References Choudry, A., Hanley, J., Jordan, S., Shragge, E., & Stiegman, M. (2009). Fight back: Workplace justice for immigrants. Halifax, NS: Fernwood Books. Basok, T. (2009). Counter-hegemonic human rights discourses and migrant rights activism in the US and Canada. International Journal of Comparative Sociology, 50(2), 179-201. Basok, T. (2008). The intersections of the economic and cultural in U.S. labor’s pro-migrant politics. Social Justice, 35(4), 12-32. Chavez, L. (2008). The Latino threat: Constructing immigrants, citizens, and the nation. Stanford, CA: Stanford University Press. Chun, J. (2009). Organizing at the margins: The symbolic politics of labor in South Korea and the United States. Ithaca, NY: Cornell University Press. Das Gupta, M. (2006). Unruly immigrants: rights, activism, and transnational South Asian politics in the United States. Durham, NC: Duke University Press. Dauverne, C. (2008). Making people illegal: What globalization means for migration and law. Cambridge, UK: Cambridge University Press. De Genova, N. (2004). The legal production of Mexican/migrant “illegality”. Latino Studies, 2, 160–185. Elias, J. (2008). Struggles over the rights of foreign domestic workers in Malaysia: The possibilities and limitations of “rights talk”. Economy and Society, 37(2), 282-303. Goldring, L., Berinstein, C. & Bernhard J. (2009). Institutionalizing precarious migratory status in Canada. Citizenship Studies, 13(3), 239-265. Gordon, J. (2005). Suburban sweatshops: The fight for immigrant rights. Cambridge, MA: Belknap/ Harvard University Press. Hanley, J. (forthcoming). La gauche militante dans les luttes pour les droits des sans-papiers : Incontournable et contestée au Québec. In J. Gotovitch, A. Morelli & S. Jaumain (Eds.), Contester dans un pays prospère. Brussels: PIE-Peter Lang. Hondagneu-Sotelo, P. (2008). God’s heart has no borders: Religious activism for immigrant rights. Berkeley, CA: University of California Press. Inda, J. X. (2005). Targeting immigrants: Government, technology, and ethics. Malden, MA: WileyBlackwell. Lyons, L. T. (2004). Organizing for domestic worker rights in Singapore: The limits of transnationalism. In L. Ricciutelli, A.Miles & M. McFadden (Eds), Feminist politics, activism and vision: Local and global challenges. (pp. 149-168). Zed Publications, London, Inanna Publications & Education, Toronto. McNevin, A. (2011). Contesting citizenship: Irregular migrants and new frontiers of the political. New York, NY: Columbia University Press. Ngai, M. (2004) Impossible subjects: Illegal aliens and the making of modern America. Princeton, NJ: Princeton University Press. Piper, N. (2005). Transnational politics and the organising of migrant labour in Southeast Asia—NGO and Trade Union Perspectives. Asia-Pacific Population Journal, 20(3), 87-110. Provine, D. M. (2009). Justice as told by judges: The case of litigation over local anti-immigration legislation. Studies in Social Justice, 3(2), 231-245.

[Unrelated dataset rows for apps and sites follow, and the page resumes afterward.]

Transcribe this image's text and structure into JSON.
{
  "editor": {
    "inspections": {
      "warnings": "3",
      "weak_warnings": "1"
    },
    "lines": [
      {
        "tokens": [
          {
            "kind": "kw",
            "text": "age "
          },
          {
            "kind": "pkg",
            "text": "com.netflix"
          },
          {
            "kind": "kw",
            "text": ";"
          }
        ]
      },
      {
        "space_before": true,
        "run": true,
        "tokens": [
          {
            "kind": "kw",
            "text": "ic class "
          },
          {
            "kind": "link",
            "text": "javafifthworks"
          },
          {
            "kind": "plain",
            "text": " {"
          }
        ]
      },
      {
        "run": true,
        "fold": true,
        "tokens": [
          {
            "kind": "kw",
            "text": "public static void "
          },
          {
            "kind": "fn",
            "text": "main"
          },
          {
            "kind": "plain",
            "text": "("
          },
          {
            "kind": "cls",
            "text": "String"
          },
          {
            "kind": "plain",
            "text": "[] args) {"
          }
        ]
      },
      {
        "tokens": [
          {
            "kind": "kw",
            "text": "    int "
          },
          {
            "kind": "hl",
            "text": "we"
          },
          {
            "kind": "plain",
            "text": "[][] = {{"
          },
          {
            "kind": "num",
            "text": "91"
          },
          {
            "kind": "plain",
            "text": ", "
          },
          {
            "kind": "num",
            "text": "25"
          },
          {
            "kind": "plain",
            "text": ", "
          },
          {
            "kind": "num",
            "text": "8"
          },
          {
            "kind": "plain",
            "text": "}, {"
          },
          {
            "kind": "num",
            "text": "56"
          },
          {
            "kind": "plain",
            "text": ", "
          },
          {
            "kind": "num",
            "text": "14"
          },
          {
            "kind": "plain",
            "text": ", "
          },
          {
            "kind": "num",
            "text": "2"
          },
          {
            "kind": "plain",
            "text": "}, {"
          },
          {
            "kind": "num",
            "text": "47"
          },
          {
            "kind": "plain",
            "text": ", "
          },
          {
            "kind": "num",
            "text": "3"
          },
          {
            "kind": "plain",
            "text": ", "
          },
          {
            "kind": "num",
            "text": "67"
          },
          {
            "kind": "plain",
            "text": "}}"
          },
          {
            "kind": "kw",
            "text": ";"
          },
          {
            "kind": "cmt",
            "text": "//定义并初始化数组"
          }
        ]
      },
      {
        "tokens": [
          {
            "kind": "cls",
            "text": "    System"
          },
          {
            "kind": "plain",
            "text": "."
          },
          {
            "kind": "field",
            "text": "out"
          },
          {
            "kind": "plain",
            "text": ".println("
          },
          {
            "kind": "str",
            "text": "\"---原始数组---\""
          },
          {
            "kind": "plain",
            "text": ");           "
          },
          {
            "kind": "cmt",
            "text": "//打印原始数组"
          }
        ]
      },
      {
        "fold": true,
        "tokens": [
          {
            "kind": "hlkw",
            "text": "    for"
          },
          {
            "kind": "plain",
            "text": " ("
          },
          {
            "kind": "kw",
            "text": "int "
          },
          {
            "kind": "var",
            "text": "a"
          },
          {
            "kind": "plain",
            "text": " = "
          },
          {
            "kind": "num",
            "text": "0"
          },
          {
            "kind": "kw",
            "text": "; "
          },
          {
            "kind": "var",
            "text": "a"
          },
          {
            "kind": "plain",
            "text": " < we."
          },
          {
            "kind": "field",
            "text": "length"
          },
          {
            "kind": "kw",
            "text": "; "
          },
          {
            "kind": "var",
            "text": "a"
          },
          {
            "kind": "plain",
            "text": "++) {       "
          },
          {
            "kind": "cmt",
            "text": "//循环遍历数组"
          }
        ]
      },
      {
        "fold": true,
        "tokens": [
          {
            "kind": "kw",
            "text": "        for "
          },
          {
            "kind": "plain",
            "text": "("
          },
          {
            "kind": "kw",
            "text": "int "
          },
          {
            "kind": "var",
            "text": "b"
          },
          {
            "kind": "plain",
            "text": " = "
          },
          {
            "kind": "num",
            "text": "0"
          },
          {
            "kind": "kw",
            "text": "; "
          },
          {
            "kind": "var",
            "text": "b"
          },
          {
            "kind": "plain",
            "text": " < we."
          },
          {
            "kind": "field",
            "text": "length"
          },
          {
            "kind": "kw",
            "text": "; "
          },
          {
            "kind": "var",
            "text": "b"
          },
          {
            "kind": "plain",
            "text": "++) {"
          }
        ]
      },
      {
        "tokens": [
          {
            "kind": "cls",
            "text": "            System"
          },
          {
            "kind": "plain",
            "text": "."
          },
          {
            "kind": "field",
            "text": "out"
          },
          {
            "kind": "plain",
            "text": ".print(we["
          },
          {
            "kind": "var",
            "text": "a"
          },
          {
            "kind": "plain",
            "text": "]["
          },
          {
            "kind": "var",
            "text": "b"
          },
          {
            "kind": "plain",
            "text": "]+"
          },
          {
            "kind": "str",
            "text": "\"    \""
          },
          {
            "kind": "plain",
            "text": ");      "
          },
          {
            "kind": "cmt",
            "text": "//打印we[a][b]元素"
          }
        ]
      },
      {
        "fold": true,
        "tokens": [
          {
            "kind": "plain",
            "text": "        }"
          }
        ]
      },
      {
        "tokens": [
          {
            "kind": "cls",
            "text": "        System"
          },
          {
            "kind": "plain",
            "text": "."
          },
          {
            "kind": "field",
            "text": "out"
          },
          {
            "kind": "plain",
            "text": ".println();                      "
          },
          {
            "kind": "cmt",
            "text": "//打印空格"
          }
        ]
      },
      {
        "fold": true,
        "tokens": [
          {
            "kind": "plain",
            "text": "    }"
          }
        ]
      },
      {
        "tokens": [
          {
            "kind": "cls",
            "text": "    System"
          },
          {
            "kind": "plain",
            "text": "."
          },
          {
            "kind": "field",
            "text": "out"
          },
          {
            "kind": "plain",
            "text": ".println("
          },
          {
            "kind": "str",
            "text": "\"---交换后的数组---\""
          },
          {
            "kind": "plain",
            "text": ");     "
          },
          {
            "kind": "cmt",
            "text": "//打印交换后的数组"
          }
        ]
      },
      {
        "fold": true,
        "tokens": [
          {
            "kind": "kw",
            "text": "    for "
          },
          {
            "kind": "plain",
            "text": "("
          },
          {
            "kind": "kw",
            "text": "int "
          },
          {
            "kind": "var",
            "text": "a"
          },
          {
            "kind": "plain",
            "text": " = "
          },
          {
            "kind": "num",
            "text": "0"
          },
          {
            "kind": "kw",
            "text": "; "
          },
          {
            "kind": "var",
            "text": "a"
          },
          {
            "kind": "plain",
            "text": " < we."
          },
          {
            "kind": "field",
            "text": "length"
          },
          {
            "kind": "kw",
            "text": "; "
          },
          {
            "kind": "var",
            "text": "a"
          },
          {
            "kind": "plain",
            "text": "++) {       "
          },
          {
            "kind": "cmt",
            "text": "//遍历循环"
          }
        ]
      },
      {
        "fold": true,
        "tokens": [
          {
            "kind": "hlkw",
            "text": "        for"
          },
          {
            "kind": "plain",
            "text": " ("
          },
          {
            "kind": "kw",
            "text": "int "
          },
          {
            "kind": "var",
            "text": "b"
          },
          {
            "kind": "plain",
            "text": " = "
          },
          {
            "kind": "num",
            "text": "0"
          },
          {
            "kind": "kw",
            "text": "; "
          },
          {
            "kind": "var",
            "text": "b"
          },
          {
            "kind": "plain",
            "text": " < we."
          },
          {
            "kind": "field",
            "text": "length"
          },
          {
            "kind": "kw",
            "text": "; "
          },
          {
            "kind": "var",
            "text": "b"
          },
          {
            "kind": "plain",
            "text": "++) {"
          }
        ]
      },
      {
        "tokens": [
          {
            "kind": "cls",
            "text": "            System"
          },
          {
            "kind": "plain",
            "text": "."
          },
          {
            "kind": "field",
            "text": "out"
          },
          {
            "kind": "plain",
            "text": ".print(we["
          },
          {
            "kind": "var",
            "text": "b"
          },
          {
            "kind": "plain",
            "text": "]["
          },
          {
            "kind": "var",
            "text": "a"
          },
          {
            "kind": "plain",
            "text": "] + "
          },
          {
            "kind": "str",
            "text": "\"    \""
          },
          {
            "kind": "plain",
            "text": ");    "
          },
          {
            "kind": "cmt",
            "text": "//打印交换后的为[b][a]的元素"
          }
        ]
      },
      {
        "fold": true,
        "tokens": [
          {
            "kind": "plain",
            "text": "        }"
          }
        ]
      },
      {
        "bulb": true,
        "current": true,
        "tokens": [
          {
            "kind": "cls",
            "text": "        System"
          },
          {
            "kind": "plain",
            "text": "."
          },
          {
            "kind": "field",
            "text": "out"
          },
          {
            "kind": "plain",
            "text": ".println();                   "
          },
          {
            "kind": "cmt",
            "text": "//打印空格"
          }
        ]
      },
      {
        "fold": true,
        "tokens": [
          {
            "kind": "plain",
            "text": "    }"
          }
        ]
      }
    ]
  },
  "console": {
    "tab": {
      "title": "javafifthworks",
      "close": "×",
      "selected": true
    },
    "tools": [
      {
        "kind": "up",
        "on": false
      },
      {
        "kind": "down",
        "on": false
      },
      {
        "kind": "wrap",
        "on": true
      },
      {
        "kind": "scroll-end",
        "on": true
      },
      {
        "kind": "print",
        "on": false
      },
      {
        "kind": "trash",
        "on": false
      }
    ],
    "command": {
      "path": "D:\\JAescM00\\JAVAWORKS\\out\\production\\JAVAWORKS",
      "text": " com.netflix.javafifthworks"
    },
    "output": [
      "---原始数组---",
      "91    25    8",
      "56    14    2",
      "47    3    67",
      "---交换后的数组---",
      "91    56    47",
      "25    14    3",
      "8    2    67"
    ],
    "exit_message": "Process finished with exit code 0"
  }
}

Studies in Social Justice, Volume 4, Issue 2, 2010